About Chronic Skin Diseases
About Chronic Skin Diseases
We are currently leveraging our STAR-D technology for our KB5XX series of products using two undisclosed therapeutic targets to develop pioneering therapies to address the unmet needs of patients suffering from chronic skin diseases, including chronic wounds and atopic dermatitis.
Chronic, non-healing wounds include, but are not limited to, pressure ulcers, neuropathic ulcers (such as diabetic foot ulcers), and venous leg ulcers. These ulcers last on average 12 to 13 months, recur in up to 70% of patients, can lead to loss of limb function and a steeply declining quality of life, and are a significant cause of morbidity. Accordingly, they present a real and significant challenge to wound care professionals and consume a great deal of healthcare resources around the globe.
Patients with non-healing wounds are likely to be older adults, non-ambulatory or paralyzed, unable to provide self-care, and/or suffer from dementia. Predominantly a condition of the elderly, chronic wounds impact nearly 15% of Medicare beneficiaries and up to 2% of the population in developed countries. Population aging is poised to become one of the most significant social and medical transformations of the twenty-first century, as the number of people 60 years and older is projected to more than double in size by 2050, reaching nearly 2.1 billion. As such, chronic wounds will become an ever-increasing burden on the medical community, and new therapies are desperately needed to provide a comprehensive approach to wound care and to overcome the factors that contribute to the delayed healing of chronic wounds.

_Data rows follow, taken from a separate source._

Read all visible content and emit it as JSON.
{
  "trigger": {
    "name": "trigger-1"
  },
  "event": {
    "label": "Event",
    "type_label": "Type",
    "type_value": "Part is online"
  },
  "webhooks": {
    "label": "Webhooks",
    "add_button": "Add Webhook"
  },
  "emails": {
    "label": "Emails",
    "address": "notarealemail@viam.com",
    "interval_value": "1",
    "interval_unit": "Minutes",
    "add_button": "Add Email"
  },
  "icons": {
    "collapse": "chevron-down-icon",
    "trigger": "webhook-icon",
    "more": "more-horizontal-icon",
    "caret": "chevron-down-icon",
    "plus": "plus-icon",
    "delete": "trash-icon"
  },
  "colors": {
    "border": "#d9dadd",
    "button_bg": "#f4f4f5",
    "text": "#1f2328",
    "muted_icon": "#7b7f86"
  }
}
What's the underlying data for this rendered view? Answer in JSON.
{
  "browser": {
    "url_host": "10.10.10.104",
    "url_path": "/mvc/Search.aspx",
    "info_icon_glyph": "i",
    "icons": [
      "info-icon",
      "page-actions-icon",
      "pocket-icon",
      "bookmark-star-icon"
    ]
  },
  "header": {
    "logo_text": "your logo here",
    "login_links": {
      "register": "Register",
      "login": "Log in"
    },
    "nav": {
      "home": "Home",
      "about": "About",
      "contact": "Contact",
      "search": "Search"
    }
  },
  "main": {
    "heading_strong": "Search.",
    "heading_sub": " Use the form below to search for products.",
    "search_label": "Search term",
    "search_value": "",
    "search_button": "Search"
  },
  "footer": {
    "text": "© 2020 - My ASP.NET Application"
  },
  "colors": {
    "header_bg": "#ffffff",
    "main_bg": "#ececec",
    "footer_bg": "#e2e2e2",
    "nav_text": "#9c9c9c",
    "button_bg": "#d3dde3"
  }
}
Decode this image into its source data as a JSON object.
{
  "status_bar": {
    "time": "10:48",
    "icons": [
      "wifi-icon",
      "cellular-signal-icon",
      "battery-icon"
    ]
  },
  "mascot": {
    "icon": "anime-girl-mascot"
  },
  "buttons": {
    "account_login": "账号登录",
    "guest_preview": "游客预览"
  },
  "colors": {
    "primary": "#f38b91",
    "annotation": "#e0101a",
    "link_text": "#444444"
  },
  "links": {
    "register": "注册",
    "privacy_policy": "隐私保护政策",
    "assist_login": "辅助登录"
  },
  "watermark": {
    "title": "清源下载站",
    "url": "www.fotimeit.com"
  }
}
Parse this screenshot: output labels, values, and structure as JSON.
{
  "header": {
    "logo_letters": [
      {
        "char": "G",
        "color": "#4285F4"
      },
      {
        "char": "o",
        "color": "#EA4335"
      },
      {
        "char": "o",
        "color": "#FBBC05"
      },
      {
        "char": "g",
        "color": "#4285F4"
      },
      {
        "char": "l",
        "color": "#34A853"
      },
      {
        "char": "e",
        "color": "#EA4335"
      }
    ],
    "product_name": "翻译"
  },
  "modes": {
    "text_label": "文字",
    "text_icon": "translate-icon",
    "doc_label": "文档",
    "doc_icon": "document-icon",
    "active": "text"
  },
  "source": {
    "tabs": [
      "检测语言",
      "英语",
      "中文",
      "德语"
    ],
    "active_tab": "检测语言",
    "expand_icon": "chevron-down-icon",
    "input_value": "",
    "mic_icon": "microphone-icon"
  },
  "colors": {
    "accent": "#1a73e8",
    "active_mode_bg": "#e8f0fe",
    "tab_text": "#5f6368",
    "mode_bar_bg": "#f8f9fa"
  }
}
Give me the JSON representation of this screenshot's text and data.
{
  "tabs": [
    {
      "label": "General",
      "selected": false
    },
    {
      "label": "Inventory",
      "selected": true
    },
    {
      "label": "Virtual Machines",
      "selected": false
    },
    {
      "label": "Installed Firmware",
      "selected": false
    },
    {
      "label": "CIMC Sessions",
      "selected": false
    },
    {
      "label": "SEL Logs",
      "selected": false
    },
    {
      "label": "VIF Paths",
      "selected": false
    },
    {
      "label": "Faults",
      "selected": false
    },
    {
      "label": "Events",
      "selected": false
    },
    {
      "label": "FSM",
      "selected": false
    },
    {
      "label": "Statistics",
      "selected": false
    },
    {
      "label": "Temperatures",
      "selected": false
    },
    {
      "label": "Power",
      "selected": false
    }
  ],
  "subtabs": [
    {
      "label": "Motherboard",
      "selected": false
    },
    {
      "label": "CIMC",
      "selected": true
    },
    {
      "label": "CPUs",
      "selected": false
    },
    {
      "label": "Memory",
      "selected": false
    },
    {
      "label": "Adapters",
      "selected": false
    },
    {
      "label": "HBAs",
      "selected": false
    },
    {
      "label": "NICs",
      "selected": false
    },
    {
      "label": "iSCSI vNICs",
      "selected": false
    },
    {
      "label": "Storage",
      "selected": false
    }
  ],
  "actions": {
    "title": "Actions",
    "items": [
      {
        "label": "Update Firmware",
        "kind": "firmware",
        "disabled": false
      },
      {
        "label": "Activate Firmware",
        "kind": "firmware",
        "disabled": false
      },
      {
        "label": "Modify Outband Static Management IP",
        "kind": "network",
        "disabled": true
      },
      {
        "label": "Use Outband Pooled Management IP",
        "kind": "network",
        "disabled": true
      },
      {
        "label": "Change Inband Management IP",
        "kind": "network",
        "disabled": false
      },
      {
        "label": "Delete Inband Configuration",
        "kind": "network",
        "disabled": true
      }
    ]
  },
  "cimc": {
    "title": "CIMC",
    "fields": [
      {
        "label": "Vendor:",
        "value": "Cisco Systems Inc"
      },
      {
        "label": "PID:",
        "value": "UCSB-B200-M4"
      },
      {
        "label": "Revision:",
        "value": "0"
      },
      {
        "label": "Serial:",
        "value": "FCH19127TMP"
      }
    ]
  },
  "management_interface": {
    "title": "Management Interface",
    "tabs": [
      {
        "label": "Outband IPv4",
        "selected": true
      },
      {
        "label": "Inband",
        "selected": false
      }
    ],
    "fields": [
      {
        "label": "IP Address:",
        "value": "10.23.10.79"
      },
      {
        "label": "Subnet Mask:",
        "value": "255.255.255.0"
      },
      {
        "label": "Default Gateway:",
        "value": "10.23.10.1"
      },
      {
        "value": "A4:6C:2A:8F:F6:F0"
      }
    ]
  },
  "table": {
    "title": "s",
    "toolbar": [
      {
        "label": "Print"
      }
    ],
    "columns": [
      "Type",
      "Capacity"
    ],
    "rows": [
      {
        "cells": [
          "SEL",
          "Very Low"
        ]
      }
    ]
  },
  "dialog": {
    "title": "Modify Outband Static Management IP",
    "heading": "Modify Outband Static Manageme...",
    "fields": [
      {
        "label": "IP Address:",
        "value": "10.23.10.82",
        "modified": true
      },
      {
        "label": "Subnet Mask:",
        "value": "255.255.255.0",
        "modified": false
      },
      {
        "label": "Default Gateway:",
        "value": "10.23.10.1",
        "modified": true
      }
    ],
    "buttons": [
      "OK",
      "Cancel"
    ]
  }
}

The primary function of the skin is to act as a protective barrier between an individual and their external environment, minimizing water loss from the body while simultaneously preventing the entry of allergens and pathogens. Skin barrier defects facilitate allergen sensitization, potentially leading to systemic allergic responses, and a defective skin barrier is a key feature of chronic inflammatory skin diseases. For example, skin barrier defects have been considered an initial step in developing atopic dermatitis (AD), and these skin barrier defects are the most important pathologic findings in AD skin.
Atopic dermatitis is a common, often persistent skin disease where the skin becomes dry, extremely itchy, and inflamed, causing redness, swelling, vesicle formation, cracking, weeping, crusting, and scaling. Significant complications beyond these skin pathologies can also develop in patients suffering from AD, including asthma and hay fever, skin infections, allergic contact dermatitis, problems sleeping, and psychosocial issues such as diminished self-confidence, negative impacts on the ability to maintain employment, limitations on interpersonal interactions, anxiety, and depression. Multiple factors can trigger or worsen AD, including low humidity, seasonal allergies, exposure to harsh soaps and detergents, and cold weather, leading some patients to have a protracted course with ups and downs in disease severity. AD is the most common, complex inflammatory skin disease worldwide, affecting ~20% of children and ~5% of adults. Consequently, AD places a heavy economic burden on patients, their families, and the healthcare industry.